Studio 42 Workspaces • July 13, 2020
You have secured the work, (even better the work was referred to you), and you have successfully completed the work, now for the most important part – you’re about to be paid!
Invoicing can feel equally daunting and exciting, with that in mind it is imperative to dive into the detail and follow these simple steps to ensure you’re covering all your bases.
As a Sole Trader, using excel to manually set up your invoice template is by far the most common and easiest method as this can act as a safeguard against inaccurate multiplication (read: human error).
As a Small Business, you may prefer to go down the software route for invoicing. Do your research and know how much you’re willing to spend, or not spend. Xero have a range of options for all business sizes with pricing structures to match. There are some quality free invoicing tools available also, such as Invoice Ninja.
Invoicing gives you yet another opportunity to further engage with your customer and keep improving their experience, so don’t waste it.
Keep reading for some useful Do’s and Don’ts:
SIMPLYFY! Be clear and concise, avoid the temptation to go overboard with unnecessary information. Any confusion at the customer end can result in awkward back and forth and even delayed payment. Here are a few critical things to remember:

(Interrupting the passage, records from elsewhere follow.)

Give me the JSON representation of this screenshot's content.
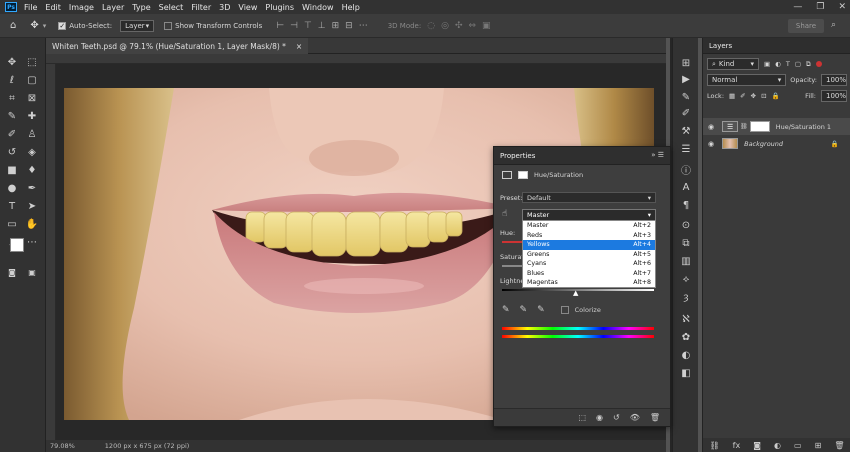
{
  "app": {
    "logo": "Ps",
    "menu": [
      "File",
      "Edit",
      "Image",
      "Layer",
      "Type",
      "Select",
      "Filter",
      "3D",
      "View",
      "Plugins",
      "Window",
      "Help"
    ],
    "window_controls": [
      "—",
      "❐",
      "✕"
    ]
  },
  "options": {
    "auto_select_label": "Auto-Select:",
    "auto_select_value": "Layer",
    "transform_label": "Show Transform Controls",
    "mode_3d_label": "3D Mode:",
    "share_label": "Share"
  },
  "document": {
    "tab_title": "Whiten Teeth.psd @ 79.1% (Hue/Saturation 1, Layer Mask/8) *",
    "close_glyph": "×",
    "zoom": "79.08%",
    "doc_info": "1200 px x 675 px (72 ppi)"
  },
  "properties": {
    "title": "Properties",
    "adjustment": "Hue/Saturation",
    "preset_label": "Preset:",
    "preset_value": "Default",
    "channel_value": "Master",
    "hue_label": "Hue:",
    "saturation_label": "Saturation",
    "lightness_label": "Lightness",
    "colorize_label": "Colorize",
    "channels": [
      {
        "name": "Master",
        "shortcut": "Alt+2"
      },
      {
        "name": "Reds",
        "shortcut": "Alt+3"
      },
      {
        "name": "Yellows",
        "shortcut": "Alt+4"
      },
      {
        "name": "Greens",
        "shortcut": "Alt+5"
      },
      {
        "name": "Cyans",
        "shortcut": "Alt+6"
      },
      {
        "name": "Blues",
        "shortcut": "Alt+7"
      },
      {
        "name": "Magentas",
        "shortcut": "Alt+8"
      }
    ],
    "highlighted_channel": "Yellows"
  },
  "layers": {
    "title": "Layers",
    "filter_value": "Kind",
    "blend_mode": "Normal",
    "opacity_label": "Opacity:",
    "opacity_value": "100%",
    "lock_label": "Lock:",
    "fill_label": "Fill:",
    "fill_value": "100%",
    "items": [
      {
        "name": "Hue/Saturation 1",
        "active": true
      },
      {
        "name": "Background",
        "active": false
      }
    ]
  },
  "colors": {
    "accent": "#31a8ff",
    "selection": "#1c7ae0"
  }
}
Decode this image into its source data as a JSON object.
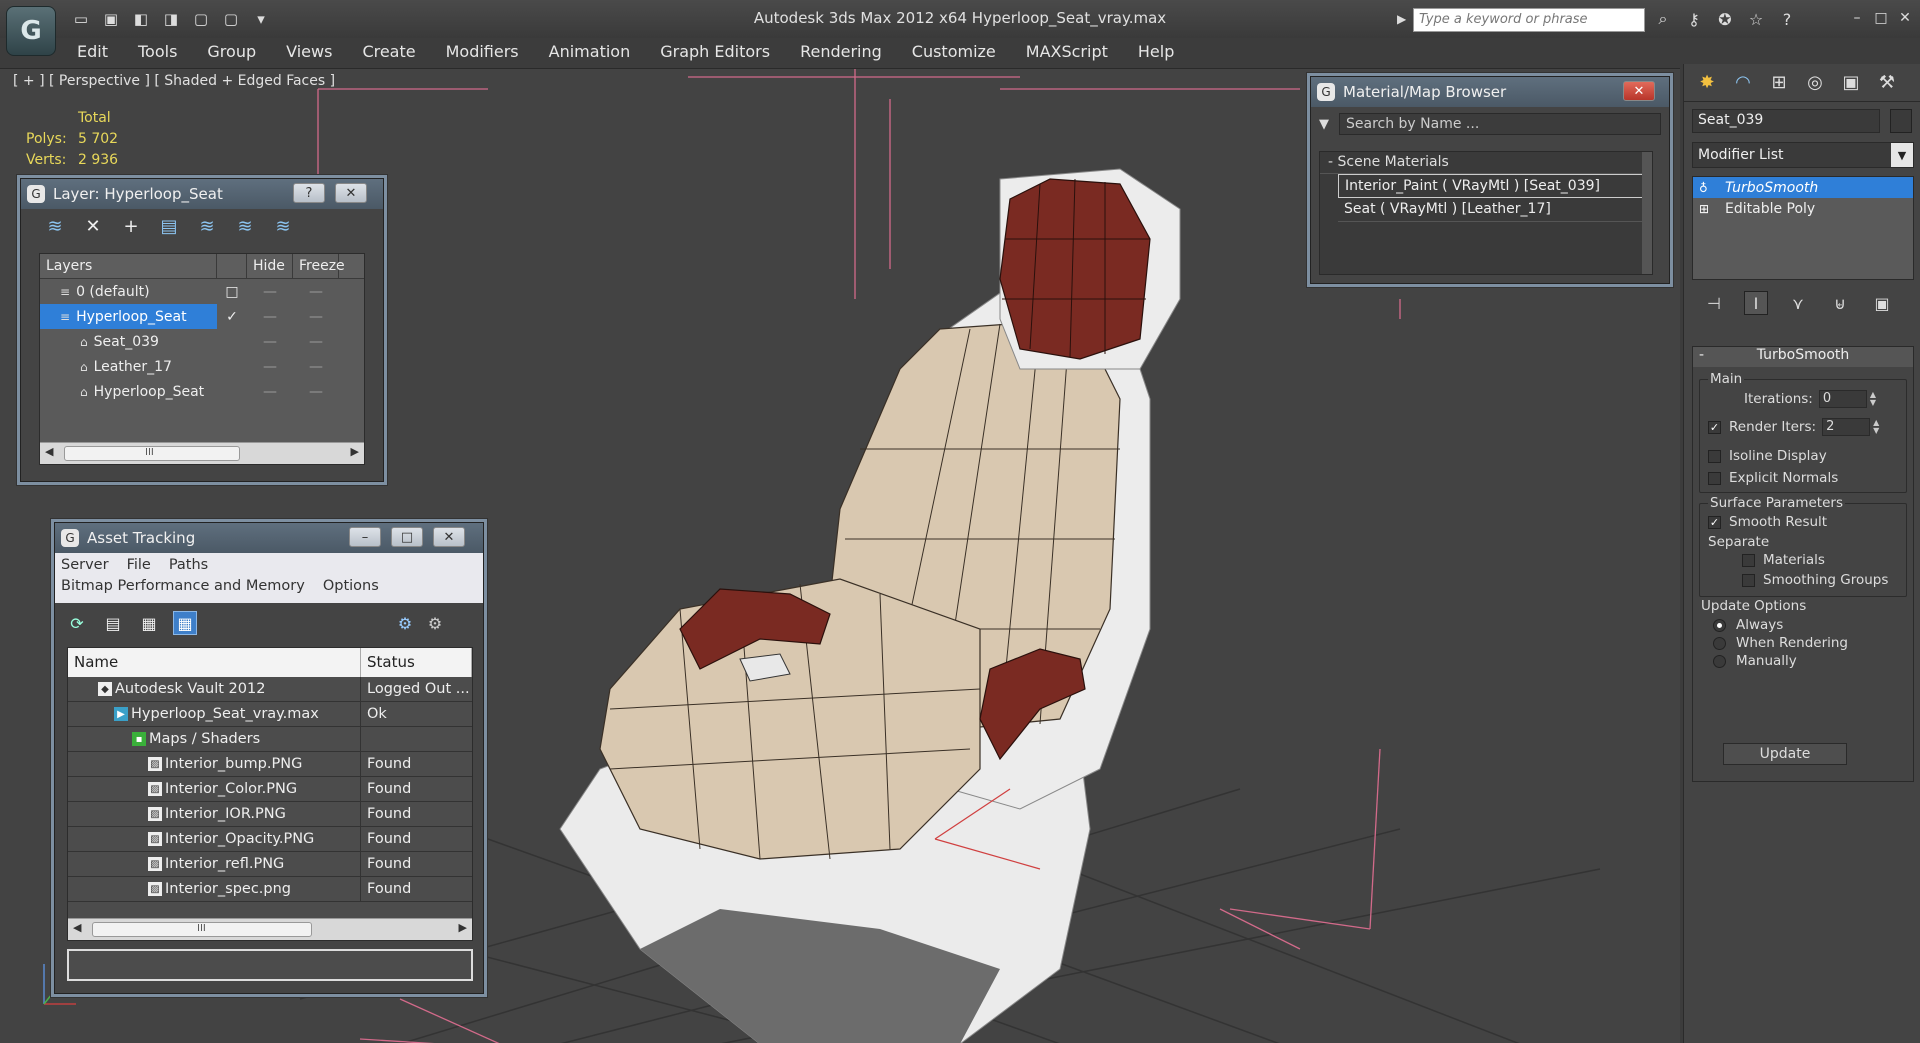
{
  "app": {
    "logo": "3ds-max-logo",
    "title": "Autodesk 3ds Max  2012 x64      Hyperloop_Seat_vray.max",
    "search_placeholder": "Type a keyword or phrase"
  },
  "menu": [
    "Edit",
    "Tools",
    "Group",
    "Views",
    "Create",
    "Modifiers",
    "Animation",
    "Graph Editors",
    "Rendering",
    "Customize",
    "MAXScript",
    "Help"
  ],
  "viewport": {
    "label": "[ + ] [ Perspective ] [ Shaded + Edged Faces ]",
    "stats": {
      "total_label": "Total",
      "polys_label": "Polys:",
      "polys_value": "5 702",
      "verts_label": "Verts:",
      "verts_value": "2 936"
    }
  },
  "layer_dialog": {
    "title": "Layer: Hyperloop_Seat",
    "help_btn": "?",
    "close_btn": "✕",
    "columns": {
      "layers": "Layers",
      "hide": "Hide",
      "freeze": "Freeze"
    },
    "rows": [
      {
        "name": "0 (default)",
        "indent": 0,
        "check": "□"
      },
      {
        "name": "Hyperloop_Seat",
        "indent": 0,
        "check": "✓",
        "selected": true
      },
      {
        "name": "Seat_039",
        "indent": 1,
        "check": ""
      },
      {
        "name": "Leather_17",
        "indent": 1,
        "check": ""
      },
      {
        "name": "Hyperloop_Seat",
        "indent": 1,
        "check": ""
      }
    ],
    "scroll_grip": "III"
  },
  "asset_dialog": {
    "title": "Asset Tracking",
    "menu_row1": [
      "Server",
      "File",
      "Paths"
    ],
    "menu_row2": [
      "Bitmap Performance and Memory",
      "Options"
    ],
    "columns": {
      "name": "Name",
      "status": "Status"
    },
    "rows": [
      {
        "name": "Autodesk Vault 2012",
        "status": "Logged Out ...",
        "indent": 1
      },
      {
        "name": "Hyperloop_Seat_vray.max",
        "status": "Ok",
        "indent": 2
      },
      {
        "name": "Maps / Shaders",
        "status": "",
        "indent": 3
      },
      {
        "name": "Interior_bump.PNG",
        "status": "Found",
        "indent": 4
      },
      {
        "name": "Interior_Color.PNG",
        "status": "Found",
        "indent": 4
      },
      {
        "name": "Interior_IOR.PNG",
        "status": "Found",
        "indent": 4
      },
      {
        "name": "Interior_Opacity.PNG",
        "status": "Found",
        "indent": 4
      },
      {
        "name": "Interior_refl.PNG",
        "status": "Found",
        "indent": 4
      },
      {
        "name": "Interior_spec.png",
        "status": "Found",
        "indent": 4
      }
    ],
    "scroll_grip": "III"
  },
  "material_browser": {
    "title": "Material/Map Browser",
    "search_placeholder": "Search by Name ...",
    "group": "- Scene Materials",
    "items": [
      "Interior_Paint  ( VRayMtl )  [Seat_039]",
      "Seat  ( VRayMtl )  [Leather_17]"
    ]
  },
  "command_panel": {
    "object_name": "Seat_039",
    "modifier_list": "Modifier List",
    "stack": [
      {
        "label": "TurboSmooth",
        "selected": true
      },
      {
        "label": "Editable Poly",
        "selected": false
      }
    ],
    "rollout": {
      "title": "TurboSmooth",
      "main_label": "Main",
      "iterations_label": "Iterations:",
      "iterations_value": "0",
      "render_iters_label": "Render Iters:",
      "render_iters_value": "2",
      "render_iters_checked": true,
      "isoline_label": "Isoline Display",
      "explicit_label": "Explicit Normals",
      "surface_label": "Surface Parameters",
      "smooth_result_label": "Smooth Result",
      "smooth_result_checked": true,
      "separate_label": "Separate",
      "materials_label": "Materials",
      "smoothing_groups_label": "Smoothing Groups",
      "update_options_label": "Update Options",
      "always_label": "Always",
      "when_rendering_label": "When Rendering",
      "manually_label": "Manually",
      "update_selected": "Always",
      "update_button": "Update"
    }
  },
  "colors": {
    "selection_blue": "#2f7fd8",
    "stats_yellow": "#e8d85a",
    "leather_red": "#7a2a22",
    "seat_beige": "#d9c8b0",
    "grid_pink": "#d26a8a"
  }
}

- Keep it to 1 page, too many pages can result in confusion and make invoicing messy for both you and your customer.
- Include your company name and contact information including ABN (make sure these are clearly identifiable).
- Client name, address and their contact details.
- The date the invoice was create.
- A table clearly itemising the products or services provided and the cost per item.
- Customised rates or discounts specific to them and this piece of work, if any.
- Your payment terms and payment options.
- Check, double check and tripe check for any errors.
- Ask them to reference the invoice number when making payment for ease of tracking.
- Thank them. This is a perfect time to include a simple “Thank you for your business” in some cases this has been proven to fast-track payment.
- Promptly issue a receipt once payment has been received.
And finally, pick up the phone. Give them a courtesy call to let them know the invoice is on its way, this makes them feel valued and creates an opportunity for you to ask for their feedback on completed work.
- Be too rigid with your invoicing and payment methods. It’s a good idea to have a few options available so they can receive invoices and pay you in a way that is easiest for them.
- Send invoicing too quickly or too early. This is a sure-fire way to put you customer off. Invoicing for incomplete work or before the work has been approved is problematic for the relationship on many levels, for both parties.
- Create multiple invoices. More often than not, this will result in confusion and frustration, late payment and overall client dissatisfaction.
- Wait until the payment is overdue to start following it up. Contacting the client in the days leading up to the due date will provide you with another touch point to communicate with them in a positive way. Think about what could be relevant to them and weave it into the conversation, e.g. keeping them up to date with industry information, product or service innovations.
And finally, don’t be late! Being on time with your invoicing will speak volumes about your professionalism and business as a whole.
Happy Invoicing! You’ve earnt it.